Proposals are now in hand from the Ottawa County Sheriff’s Department and the Grand Haven Department of Public Safety, and Village Manager Chris Burns is in the process of creating spreadsheets to provide an “apples-to-apples” look at the numbers.
Burns said she has a meeting scheduled with Spring Lake/Ferrysburg police personnel to discuss the proposals and does not want to make details public until after that.
Members of the police commission — Burns, Village President Jim MacLachlan, Ferrysburg City Manager Craig Bessinger and Ferrysburg Mayor Dan Ruiter — are also scheduled to meet at 4 p.m. Monday at Ferrysburg City Hall to review the proposals and make a recommendation.
Both Spring Lake and Ferrysburg councils are expected to discuss the proposals at their respective meetings this coming Monday — 7 p.m. at Spring Lake’s Barber School for Village Council and 7:30 p.m. at Ferrysburg City Hall for the City Council.
Burns laid out cost savings of the county’s proposal at Monday’s Village Council work session at more than $300,000 per year. Higher pension and health care costs, a problem common in many businesses and municipalities, prompted the request for proposals, according to Burns.
Under such a plan, MacLachlan said police operations would not change — only the controlling entity would change. From the standpoint of residents, they likely would barely notice a difference, he said.
“This would not be traumatic like some people are making it out to be,” Ruiter said.
Current officers would still patrol Spring Lake and Ferrysburg, operating out of the same Village Hall/police department building on Savidge Street. They would drive the same cars, but with the striping of either the county or city. Their uniforms would also change to reflect the colors of either the county or city departments.
“Either of these proposals would result in substantial savings while still maintaining the same level of officers on patrol (in Spring Lake and Ferrysburg),” MacLachlan said.
Under the proposals, the Spring Lake/Ferrysburg officers would retain their jobs, current salaries and vacation time.
Burns said she has been in close contact with police officers and she told Village Council on Monday that morale in the department is good.
“It’s been a bit of a roller coaster ride for them,” she said. “It was a lot for them to take in. The officers are getting their heads around it. The old financial model is no longer sustainable. They’re a fraternity — they rally and support each other.”
Two officers – Adam VanDis and Mike Williams – already obtained jobs with the Ottawa County Sheriff’s Department. Their last day with the Spring Lake/Ferrysburg Police Department was Wednesday, according to MacLachlan, who said their departures are not related to a possible structural change in the department.
Under the county proposal, Burns said officers would make less in the first year than they do working for the Spring Lake/Ferrysburg department. The village would “bridge that gap,” she said, which would cost $76,000 the first year.

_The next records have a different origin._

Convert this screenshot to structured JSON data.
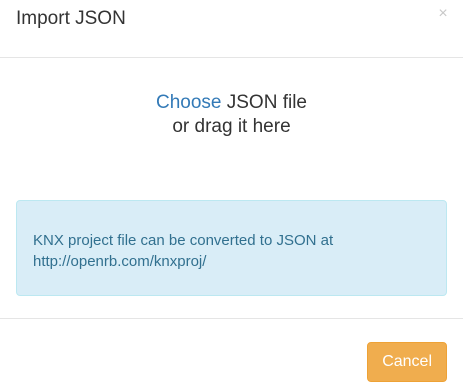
{
  "dialog": {
    "title": "Import JSON",
    "close_label": "×"
  },
  "dropzone": {
    "choose_label": "Choose",
    "file_text": " JSON file",
    "drag_text": "or drag it here"
  },
  "info": {
    "message": "KNX project file can be converted to JSON at",
    "link_text": "http://openrb.com/knxproj/"
  },
  "footer": {
    "cancel_label": "Cancel"
  },
  "colors": {
    "link": "#337ab7",
    "info_background": "#d9edf7",
    "info_text": "#31708f",
    "warning_button": "#f0ad4e"
  }
}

The second year under the county proposal, officers would make as much or more than they would have at the local department, with the exception of two sergeants and one detective, which would cost the village another $16,000 in salary bridging.
“We want to make sure they are not losing anything financially and not losing anything in benefits,” Burns said. “Ditto for our residents — they would have the same level of service and still see the same officers.”
Taking the salary payments, vehicle maintenance and other costs into account, Spring Lake and Ferrysburg would save $318,000 the first year, $342,000 the second year and $364,000 the third year, according to Burns.
Since the Grand Haven Department of Public Safety didn’t submit a proposal until Tuesday, MacLachlan said they haven’t had a chance to paint a complete “apples-to-apples” picture because the city agency also has pension liabilities that need to be considered.
To read more of this story, see today’s print or e-edition of the Grand Haven Tribune.